• EXTRACTED RECORDS
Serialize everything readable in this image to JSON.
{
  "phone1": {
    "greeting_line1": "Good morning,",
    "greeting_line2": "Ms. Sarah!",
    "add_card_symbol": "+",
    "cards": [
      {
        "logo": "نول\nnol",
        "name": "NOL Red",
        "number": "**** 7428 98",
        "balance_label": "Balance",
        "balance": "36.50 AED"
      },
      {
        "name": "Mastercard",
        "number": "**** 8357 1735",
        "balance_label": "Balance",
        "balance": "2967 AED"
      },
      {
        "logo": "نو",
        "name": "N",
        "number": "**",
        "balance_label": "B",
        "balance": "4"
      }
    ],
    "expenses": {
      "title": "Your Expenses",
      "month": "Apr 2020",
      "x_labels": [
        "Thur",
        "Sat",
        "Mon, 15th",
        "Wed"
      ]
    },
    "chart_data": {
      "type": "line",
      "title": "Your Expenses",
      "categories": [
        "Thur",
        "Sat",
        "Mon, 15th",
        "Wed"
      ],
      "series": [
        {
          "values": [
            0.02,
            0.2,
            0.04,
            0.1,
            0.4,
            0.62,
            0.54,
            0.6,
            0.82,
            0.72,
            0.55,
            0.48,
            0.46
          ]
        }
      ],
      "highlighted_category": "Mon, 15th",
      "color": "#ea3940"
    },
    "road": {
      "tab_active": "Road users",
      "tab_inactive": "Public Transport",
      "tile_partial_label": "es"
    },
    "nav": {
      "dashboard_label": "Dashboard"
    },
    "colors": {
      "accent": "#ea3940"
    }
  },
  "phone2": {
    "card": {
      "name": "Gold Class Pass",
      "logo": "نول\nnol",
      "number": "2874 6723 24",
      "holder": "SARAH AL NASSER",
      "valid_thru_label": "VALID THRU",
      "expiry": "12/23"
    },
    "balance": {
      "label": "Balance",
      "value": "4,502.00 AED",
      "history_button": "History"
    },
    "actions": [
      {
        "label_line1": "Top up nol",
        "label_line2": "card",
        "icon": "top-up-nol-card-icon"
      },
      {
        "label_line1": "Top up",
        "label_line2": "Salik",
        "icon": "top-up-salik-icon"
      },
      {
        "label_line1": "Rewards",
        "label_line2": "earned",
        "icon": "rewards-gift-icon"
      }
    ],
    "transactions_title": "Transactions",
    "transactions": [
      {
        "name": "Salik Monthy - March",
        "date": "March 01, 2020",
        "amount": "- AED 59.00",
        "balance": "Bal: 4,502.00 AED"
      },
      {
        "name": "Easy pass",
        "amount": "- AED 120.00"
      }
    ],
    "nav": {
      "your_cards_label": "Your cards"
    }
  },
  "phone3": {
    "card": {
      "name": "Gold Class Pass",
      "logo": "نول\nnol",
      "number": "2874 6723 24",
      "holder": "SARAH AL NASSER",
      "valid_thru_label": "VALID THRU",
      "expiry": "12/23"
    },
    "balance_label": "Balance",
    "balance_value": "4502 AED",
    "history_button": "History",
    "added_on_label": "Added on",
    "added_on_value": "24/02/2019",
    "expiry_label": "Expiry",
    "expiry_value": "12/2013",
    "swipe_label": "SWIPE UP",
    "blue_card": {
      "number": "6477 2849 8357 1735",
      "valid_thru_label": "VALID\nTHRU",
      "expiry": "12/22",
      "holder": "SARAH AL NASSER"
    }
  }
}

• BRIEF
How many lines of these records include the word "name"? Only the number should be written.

• ANSWER
7